**WHAT THE TASK ASKS**
Each line of data below is to be returned exactly, leaving out any picture.

[Recorded data]
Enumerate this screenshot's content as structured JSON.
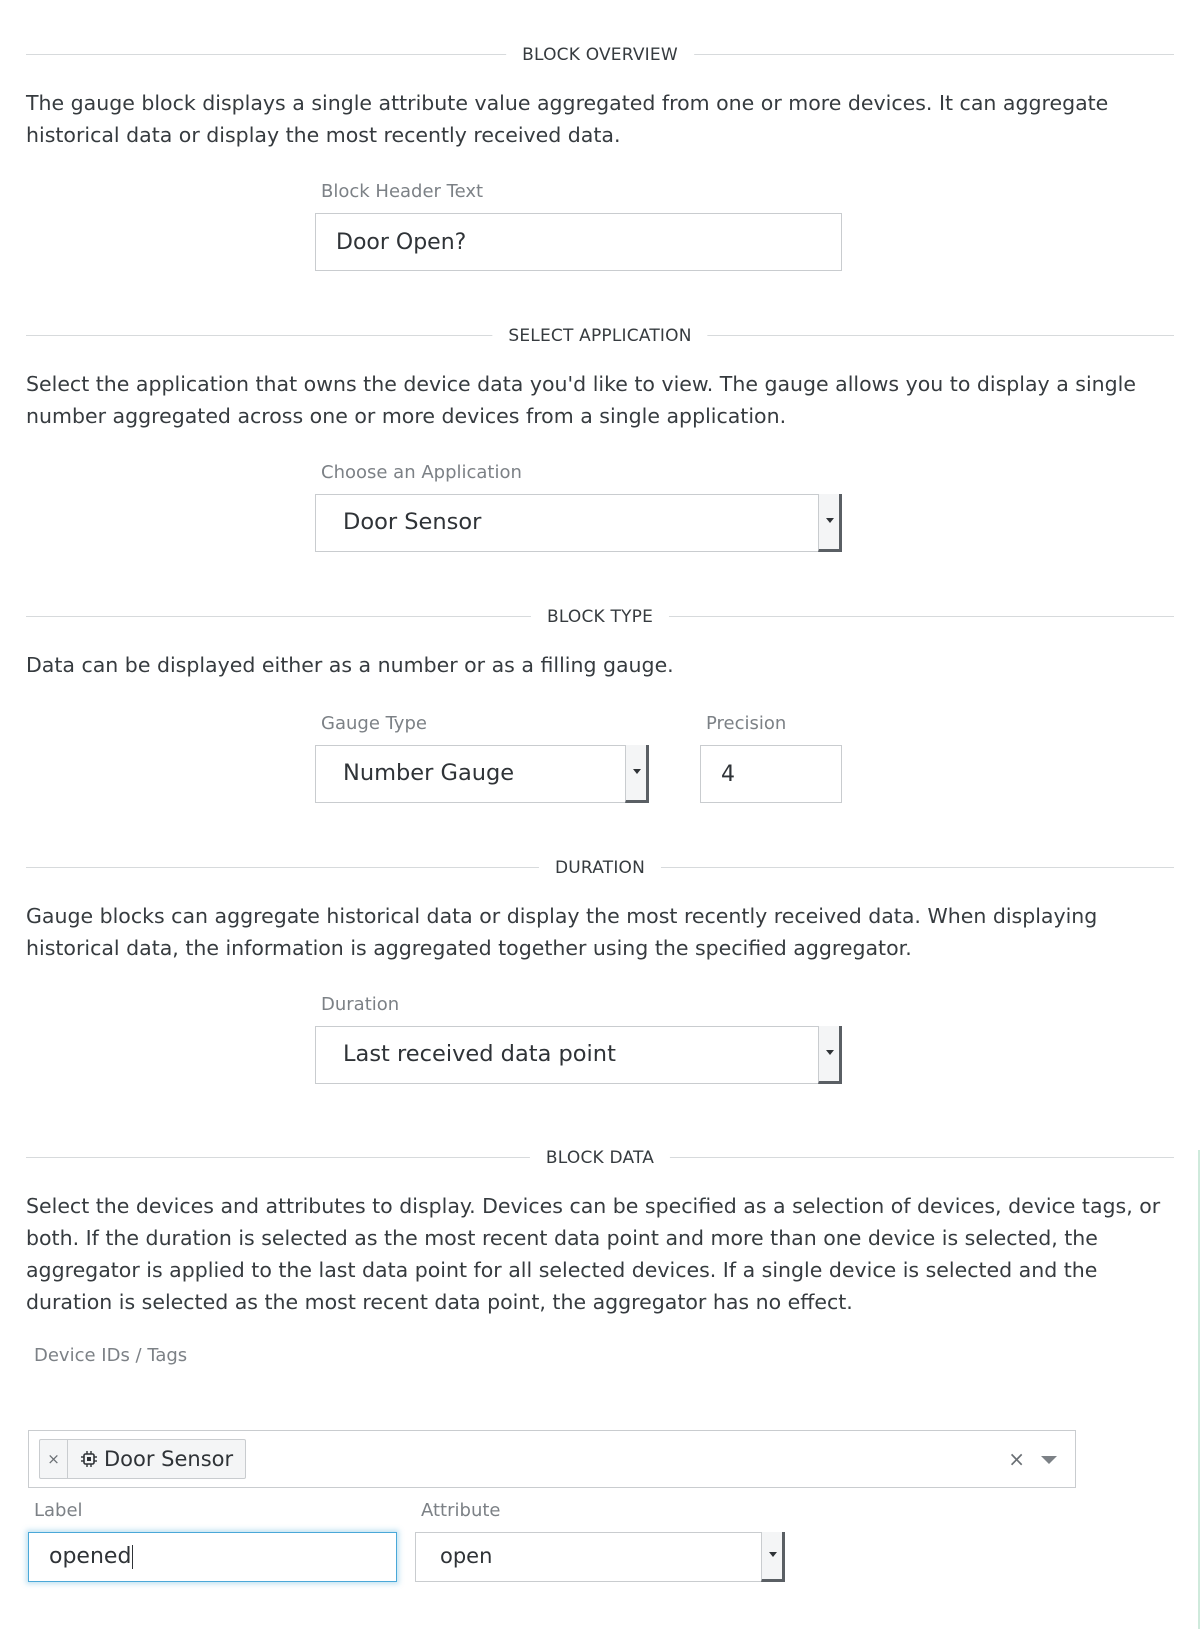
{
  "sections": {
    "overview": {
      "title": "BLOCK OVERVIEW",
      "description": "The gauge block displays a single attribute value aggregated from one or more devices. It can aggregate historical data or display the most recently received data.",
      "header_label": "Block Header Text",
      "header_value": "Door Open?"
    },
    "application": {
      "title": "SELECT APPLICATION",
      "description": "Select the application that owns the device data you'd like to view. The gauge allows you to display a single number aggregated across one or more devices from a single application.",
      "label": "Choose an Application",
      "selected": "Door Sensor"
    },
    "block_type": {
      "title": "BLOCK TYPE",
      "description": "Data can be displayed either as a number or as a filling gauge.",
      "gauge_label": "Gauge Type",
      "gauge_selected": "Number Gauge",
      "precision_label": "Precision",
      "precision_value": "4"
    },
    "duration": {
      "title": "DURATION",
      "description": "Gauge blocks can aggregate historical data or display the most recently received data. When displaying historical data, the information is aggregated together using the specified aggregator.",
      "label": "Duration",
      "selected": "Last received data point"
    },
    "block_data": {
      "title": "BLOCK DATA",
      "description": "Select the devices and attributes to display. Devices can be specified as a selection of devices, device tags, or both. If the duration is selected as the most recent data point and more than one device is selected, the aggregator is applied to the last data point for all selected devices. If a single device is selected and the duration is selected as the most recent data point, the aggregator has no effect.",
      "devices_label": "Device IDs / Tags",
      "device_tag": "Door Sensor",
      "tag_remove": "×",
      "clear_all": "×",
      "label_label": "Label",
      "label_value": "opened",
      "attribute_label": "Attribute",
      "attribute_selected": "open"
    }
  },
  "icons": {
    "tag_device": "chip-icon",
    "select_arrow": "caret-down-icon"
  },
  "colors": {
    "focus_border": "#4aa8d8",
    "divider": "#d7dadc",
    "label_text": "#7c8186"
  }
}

**ANSWER**
Enumerate this screenshot's content as structured JSON.
{
  "sections": {
    "overview": {
      "title": "BLOCK OVERVIEW",
      "description": "The gauge block displays a single attribute value aggregated from one or more devices. It can aggregate historical data or display the most recently received data.",
      "header_label": "Block Header Text",
      "header_value": "Door Open?"
    },
    "application": {
      "title": "SELECT APPLICATION",
      "description": "Select the application that owns the device data you'd like to view. The gauge allows you to display a single number aggregated across one or more devices from a single application.",
      "label": "Choose an Application",
      "selected": "Door Sensor"
    },
    "block_type": {
      "title": "BLOCK TYPE",
      "description": "Data can be displayed either as a number or as a filling gauge.",
      "gauge_label": "Gauge Type",
      "gauge_selected": "Number Gauge",
      "precision_label": "Precision",
      "precision_value": "4"
    },
    "duration": {
      "title": "DURATION",
      "description": "Gauge blocks can aggregate historical data or display the most recently received data. When displaying historical data, the information is aggregated together using the specified aggregator.",
      "label": "Duration",
      "selected": "Last received data point"
    },
    "block_data": {
      "title": "BLOCK DATA",
      "description": "Select the devices and attributes to display. Devices can be specified as a selection of devices, device tags, or both. If the duration is selected as the most recent data point and more than one device is selected, the aggregator is applied to the last data point for all selected devices. If a single device is selected and the duration is selected as the most recent data point, the aggregator has no effect.",
      "devices_label": "Device IDs / Tags",
      "device_tag": "Door Sensor",
      "tag_remove": "×",
      "clear_all": "×",
      "label_label": "Label",
      "label_value": "opened",
      "attribute_label": "Attribute",
      "attribute_selected": "open"
    }
  },
  "icons": {
    "tag_device": "chip-icon",
    "select_arrow": "caret-down-icon"
  },
  "colors": {
    "focus_border": "#4aa8d8",
    "divider": "#d7dadc",
    "label_text": "#7c8186"
  }
}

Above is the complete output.